Are fermented foods probiotic?
Updated: May 21, 2020
NO. NOT REALLY. ERM MAYBE? The answer to this question is not exactly straight forward. This topic might be prone to some debate, but at The Crafty Pickle Co. we really don’t give a damn. Why? Because we’re both trained nutritionists with multiple degrees in science and we believe in facts and good research, not anecdotal evidence. That’s not to say there isn’t SOME truth to the anecdotal evidence out there; but we should heed with caution any advice from businesses or ‘self-proclaimed’ nutritionists claiming fermented foods are probiotics or will cure certain ailments.
So let’s look at some of the current facts shall we?
The current definition of a probiotic is - live micro-organisms, which, when administered in adequate amounts, confer a health benefit to the host.
Many of the bacteria involved in the fermentation process are lactic acid bacteria (LAB), which are also the same TYPE of bacteria in many probiotics.
Food standard agencies prohibit the use of the term ‘probiotic’ on fermented food labels.
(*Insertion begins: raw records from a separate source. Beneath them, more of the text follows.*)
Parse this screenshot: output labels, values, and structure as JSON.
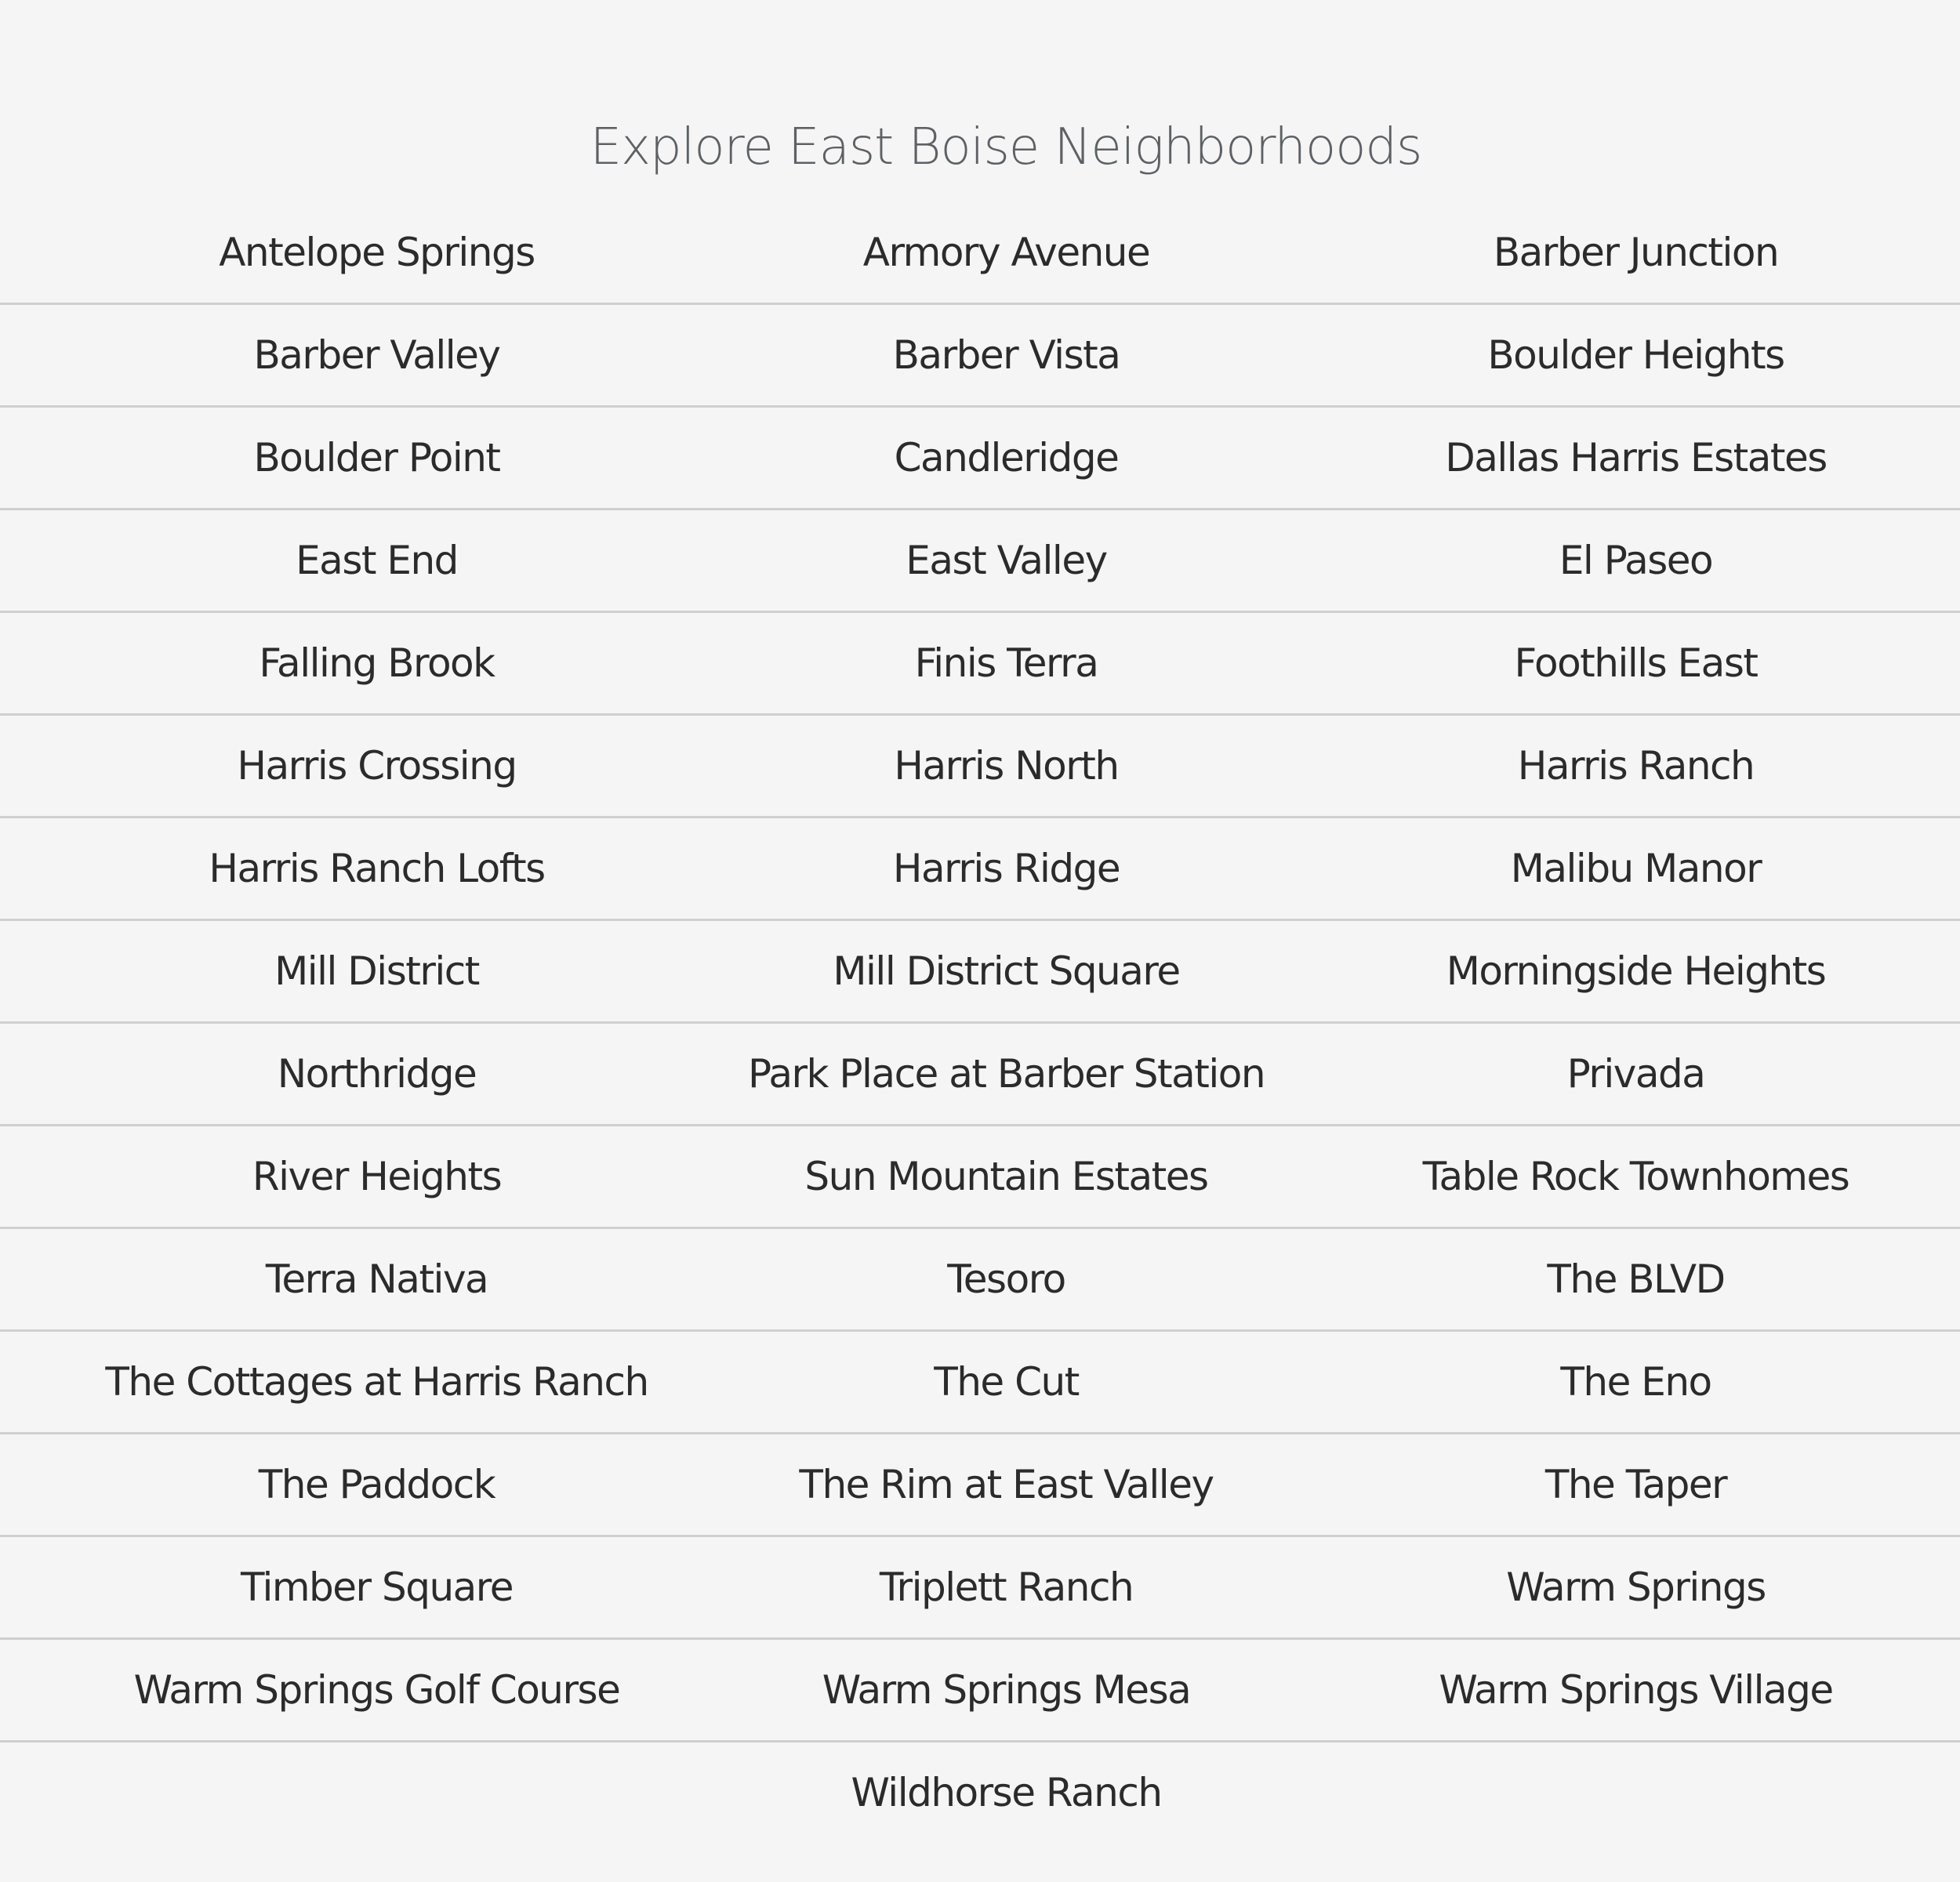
{
  "page": {
    "title": "Explore East Boise Neighborhoods"
  },
  "neighborhoods": [
    "Antelope Springs",
    "Armory Avenue",
    "Barber Junction",
    "Barber Valley",
    "Barber Vista",
    "Boulder Heights",
    "Boulder Point",
    "Candleridge",
    "Dallas Harris Estates",
    "East End",
    "East Valley",
    "El Paseo",
    "Falling Brook",
    "Finis Terra",
    "Foothills East",
    "Harris Crossing",
    "Harris North",
    "Harris Ranch",
    "Harris Ranch Lofts",
    "Harris Ridge",
    "Malibu Manor",
    "Mill District",
    "Mill District Square",
    "Morningside Heights",
    "Northridge",
    "Park Place at Barber Station",
    "Privada",
    "River Heights",
    "Sun Mountain Estates",
    "Table Rock Townhomes",
    "Terra Nativa",
    "Tesoro",
    "The BLVD",
    "The Cottages at Harris Ranch",
    "The Cut",
    "The Eno",
    "The Paddock",
    "The Rim at East Valley",
    "The Taper",
    "Timber Square",
    "Triplett Ranch",
    "Warm Springs",
    "Warm Springs Golf Course",
    "Warm Springs Mesa",
    "Warm Springs Village",
    "Wildhorse Ranch"
  ],
  "colors": {
    "background": "#f5f5f5",
    "title": "#5e6163",
    "link_text": "#2b2b2b",
    "divider": "#cfcfcf"
  }
}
Right, let’s break these apart.
Imagine for a minute that you’re a lactic acid bacterium with hopes and dreams of someday being considered a probiotic. In order to be deemed probiotic the first step is, you have to be ALIVE. Good thing there are foods out there which are naturally fermented and are unpasteurised. Next, you and about a million of your bacteria buddies need to convince some chap to eat you. This is generally achieved by the wonderful and exciting flavours that arise from fermentation (I mean how could you resist?).
Here comes the hard part. After you’re eaten, you and your friends have a hell of journey to the large intestine (where most of the bacteria in our bodies live). You have to get through the acidic environment of the stomach (good thing you’re a lactic acid bacteria and are used to low pHs). You have to make it all the way through the small intestine (which is around 6 – 7 metres long) potentially running into trouble with the chap’s immune system along the way. When FINALLY you reach the large intestine where billions of other bacteria have lived since the chap was a wee chap. Still with us? Good!
If you managed to make it this far, chances are you are quickly slaughtered by the existing bacteria in the large intestine or are outcompeted for food and nutrients before you can even confer any sort of health benefit to the host (poor old chap… :-( ). If you’re lucky, you’re pooped out.
Many seem to think that because fermented foods contain lactic acid bacteria, they contain probiotics. We’re afraid this just isn’t the case. Fermentation can be unpredictable and can be affected by many different factors. Life at this microscopic level is VASTLY more complicated than many would care to admit.
So, the bottom line is, there is no evidence that shows ‘Jim’s Organic homemade free-range sauerkraut’ is having any sort of health benefit to individuals who eat it. Unless Jim of course is able to get his sauerkraut on a scientific study that measures its benefits. This is why food manufactures are restricted from calling their fermented foods probiotic. They have no evidence their products are offering a health benefit. They (or someone else) might claim that it cured their eczema or relieved their irritable bowel syndrome, but we would argue there were likely other variables involved that assisted these individuals in healing.
Even if it was solely the fermented foods doing, this effect is unlikely to be gifted to EVERYONE. We are all unique individuals with different bodies, genetics and bacteria populations. It' just not as simple as some would have us believe!
To put a cap on things, just because fermented foods can’t be legally referred to as probiotics, does not mean that they don’t carry any health benefits. As a result of fermentation, many of these foods may contain higher levels of vitamins and nutrients and the bacteria residing in them still MAY offer health benefits even if there isn’t research out yet to say for sure. At the very least, fermented foods offer an exciting way to increase our vegetable intake and provide diversity within our diets.
We believe there needs to be more honesty and transparency on the subject of fermented foods. Too many businesses and individuals are making unsubstantiated marketing claims about fermented foods being probiotic or ‘healing’ our guts in some way. We like to think these claims stem from genuine misunderstanding rather than deviously for personal or financial gain, but who really knows…